I’m sure you will have come across someone who has bad luck follow them? If something disastrous is going to happen today, that person will be there.
They’ll be the one in the car crash, or witnessing an awful accident. They’ll be the one who gets robbed, their dog gets run over, and their roof springs a leak – perhaps all in the one day. Novice hairdresser’s first cut? Check. Parcel lost in the post? Check. Double booked holiday villa? Check.
Then there’s the other extreme, the lucky person who always gets a prize in the raffle, who finds 50 percent off bargains in their size, who drives past the mountain seconds before a landslide and misses it. That’s the one who, to coin a phrase, falls down a sewer and comes up smelling of roses!
Let’s pick up this idea for this week’s creative writing prompt/exercise.
Find a way for these two characters to meet, Lucky Jim and Desperate Dan. What happens when the paths of these two people cross? How do they respond to each other? What happens? What has happened? This is for you to write a short story. Try up to 3,000 words this time, which gives you plenty of scope to develop an interesting scenario.
Don’t forget the old mantra of who, why, where, what, when and how? And try to have some of the action explained through dialogue – the characters talking to each other can move the story quickly along without the writer (you!) having to labour over hefty descriptions.
Of course, most people aren’t stuck in the extremes of good or bad fortune – they muddle along with bits of both – but for the purposes of storytelling, we need these two lucky/unlucky types to get together.
Off you go – get writing!
Remember, the first draft is unlikely to be the one good enough to send out, you need to work on it. And as I’ve said before, try reading it aloud to highlight clunky or unnecessary language. Then, when you’re happy with your output, try sending it off to a literary journal for publication.

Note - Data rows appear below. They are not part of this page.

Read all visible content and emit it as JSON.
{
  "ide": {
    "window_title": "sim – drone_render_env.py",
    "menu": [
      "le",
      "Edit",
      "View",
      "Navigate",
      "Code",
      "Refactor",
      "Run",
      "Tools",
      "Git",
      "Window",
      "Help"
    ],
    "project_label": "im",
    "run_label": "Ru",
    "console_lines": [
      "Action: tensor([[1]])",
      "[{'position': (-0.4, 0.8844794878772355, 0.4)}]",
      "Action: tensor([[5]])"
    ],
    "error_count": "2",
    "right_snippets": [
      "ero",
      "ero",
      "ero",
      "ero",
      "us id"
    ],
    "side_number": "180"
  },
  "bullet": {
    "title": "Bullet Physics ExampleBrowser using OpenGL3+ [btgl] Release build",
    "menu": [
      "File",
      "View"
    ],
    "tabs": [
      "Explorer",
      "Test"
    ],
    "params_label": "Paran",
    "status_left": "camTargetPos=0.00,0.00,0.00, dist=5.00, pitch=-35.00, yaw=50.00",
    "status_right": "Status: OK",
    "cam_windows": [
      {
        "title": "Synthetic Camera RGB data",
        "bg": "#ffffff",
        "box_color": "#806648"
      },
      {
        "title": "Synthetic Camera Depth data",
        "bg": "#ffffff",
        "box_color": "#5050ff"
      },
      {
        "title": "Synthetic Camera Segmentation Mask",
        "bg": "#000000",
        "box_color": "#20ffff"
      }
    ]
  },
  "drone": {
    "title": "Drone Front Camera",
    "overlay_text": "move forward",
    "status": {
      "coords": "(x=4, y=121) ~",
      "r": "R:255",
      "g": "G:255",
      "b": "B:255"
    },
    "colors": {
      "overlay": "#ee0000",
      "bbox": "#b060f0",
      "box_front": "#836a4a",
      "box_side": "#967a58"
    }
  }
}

You shouldn’t have to pay to submit to a magazine, and if you are successful you may get paid – or at least receive a contributor’s copy. You’re doing this for the prestige, to build up a track record of publication. Most literary journals run on a shoestring, so we’ll let them off using your lovingly crafted words for their financial gain because they might only be breaking even. That’s a discussion for another day. But please don’t submit to magazines full of advertising (that’s income for them) and with a cover price (more revenue) and a presence at the corner shop/newsagent. They’re just exploiting you if you give them your work for free.